**Work to be completed:** The response must contain every line from the records below that has "time".

**Records supplied:**
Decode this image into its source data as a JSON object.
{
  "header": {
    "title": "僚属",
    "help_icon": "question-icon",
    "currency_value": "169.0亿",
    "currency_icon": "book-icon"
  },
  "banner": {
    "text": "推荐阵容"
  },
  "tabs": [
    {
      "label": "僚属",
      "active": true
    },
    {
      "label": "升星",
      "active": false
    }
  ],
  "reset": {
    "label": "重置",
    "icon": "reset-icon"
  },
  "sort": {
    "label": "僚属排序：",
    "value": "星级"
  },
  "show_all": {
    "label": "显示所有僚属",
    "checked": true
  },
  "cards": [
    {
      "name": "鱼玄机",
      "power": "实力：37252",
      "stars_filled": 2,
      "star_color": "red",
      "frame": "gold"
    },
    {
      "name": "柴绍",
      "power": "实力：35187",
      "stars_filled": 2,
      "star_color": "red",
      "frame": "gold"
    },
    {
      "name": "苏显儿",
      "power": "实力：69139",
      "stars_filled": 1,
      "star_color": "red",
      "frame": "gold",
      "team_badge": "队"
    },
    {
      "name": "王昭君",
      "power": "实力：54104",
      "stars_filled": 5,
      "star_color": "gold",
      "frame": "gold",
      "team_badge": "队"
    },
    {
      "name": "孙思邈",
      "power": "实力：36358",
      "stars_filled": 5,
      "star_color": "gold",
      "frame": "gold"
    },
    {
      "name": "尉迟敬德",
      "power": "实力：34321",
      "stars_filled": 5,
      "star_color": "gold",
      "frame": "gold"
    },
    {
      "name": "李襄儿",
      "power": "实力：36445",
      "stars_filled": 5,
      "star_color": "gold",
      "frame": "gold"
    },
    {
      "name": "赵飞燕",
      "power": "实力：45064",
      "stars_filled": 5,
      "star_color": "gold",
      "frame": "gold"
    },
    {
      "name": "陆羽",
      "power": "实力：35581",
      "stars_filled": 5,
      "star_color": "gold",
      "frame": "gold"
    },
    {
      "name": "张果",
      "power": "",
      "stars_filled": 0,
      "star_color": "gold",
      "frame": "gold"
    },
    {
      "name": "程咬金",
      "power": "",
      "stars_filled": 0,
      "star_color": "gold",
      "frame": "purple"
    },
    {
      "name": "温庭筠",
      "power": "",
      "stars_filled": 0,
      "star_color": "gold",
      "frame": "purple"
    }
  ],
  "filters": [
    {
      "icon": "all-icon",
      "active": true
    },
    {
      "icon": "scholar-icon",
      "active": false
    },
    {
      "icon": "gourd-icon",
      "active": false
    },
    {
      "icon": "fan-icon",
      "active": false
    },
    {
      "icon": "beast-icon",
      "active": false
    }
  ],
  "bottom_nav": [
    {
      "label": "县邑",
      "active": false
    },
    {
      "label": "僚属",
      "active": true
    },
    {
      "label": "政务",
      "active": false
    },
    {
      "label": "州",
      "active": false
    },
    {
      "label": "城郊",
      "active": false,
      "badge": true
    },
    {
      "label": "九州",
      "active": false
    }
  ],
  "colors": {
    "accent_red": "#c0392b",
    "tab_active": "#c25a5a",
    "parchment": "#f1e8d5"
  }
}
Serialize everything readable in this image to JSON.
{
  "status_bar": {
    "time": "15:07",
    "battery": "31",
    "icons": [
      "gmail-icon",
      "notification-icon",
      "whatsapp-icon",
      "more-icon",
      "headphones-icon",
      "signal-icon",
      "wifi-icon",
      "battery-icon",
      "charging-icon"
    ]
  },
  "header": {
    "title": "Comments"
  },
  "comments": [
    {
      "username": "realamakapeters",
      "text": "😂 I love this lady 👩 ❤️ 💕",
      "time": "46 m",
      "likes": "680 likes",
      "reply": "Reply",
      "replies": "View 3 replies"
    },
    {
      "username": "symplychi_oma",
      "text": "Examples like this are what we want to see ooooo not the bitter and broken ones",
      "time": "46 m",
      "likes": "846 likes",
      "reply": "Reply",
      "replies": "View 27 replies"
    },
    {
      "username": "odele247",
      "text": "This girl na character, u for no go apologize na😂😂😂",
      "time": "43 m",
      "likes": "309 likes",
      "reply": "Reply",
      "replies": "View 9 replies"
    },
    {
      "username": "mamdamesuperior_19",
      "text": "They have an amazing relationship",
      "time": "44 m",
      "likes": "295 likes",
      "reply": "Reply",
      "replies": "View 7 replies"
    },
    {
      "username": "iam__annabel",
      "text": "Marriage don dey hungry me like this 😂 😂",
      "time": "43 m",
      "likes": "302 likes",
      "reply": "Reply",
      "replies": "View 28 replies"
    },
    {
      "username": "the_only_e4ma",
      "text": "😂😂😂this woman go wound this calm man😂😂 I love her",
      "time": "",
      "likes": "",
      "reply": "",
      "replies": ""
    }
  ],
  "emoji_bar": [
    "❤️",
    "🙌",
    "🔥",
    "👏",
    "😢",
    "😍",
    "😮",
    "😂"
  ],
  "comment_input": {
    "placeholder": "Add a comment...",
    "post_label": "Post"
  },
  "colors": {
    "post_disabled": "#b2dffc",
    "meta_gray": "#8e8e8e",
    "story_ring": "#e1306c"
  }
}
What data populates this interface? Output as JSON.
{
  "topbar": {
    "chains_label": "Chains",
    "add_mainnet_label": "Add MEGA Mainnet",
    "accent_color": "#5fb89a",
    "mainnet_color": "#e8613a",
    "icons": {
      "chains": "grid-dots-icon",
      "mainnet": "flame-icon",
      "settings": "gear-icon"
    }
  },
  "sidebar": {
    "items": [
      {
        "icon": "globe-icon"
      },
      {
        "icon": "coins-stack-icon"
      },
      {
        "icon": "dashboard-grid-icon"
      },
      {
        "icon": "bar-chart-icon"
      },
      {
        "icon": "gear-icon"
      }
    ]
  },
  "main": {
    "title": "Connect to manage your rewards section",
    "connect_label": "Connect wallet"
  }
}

**Solution for this problem:**
    "time": "15:07",
      "time": "46 m",
      "time": "46 m",
      "time": "43 m",
      "time": "44 m",
      "time": "43 m",
      "time": "",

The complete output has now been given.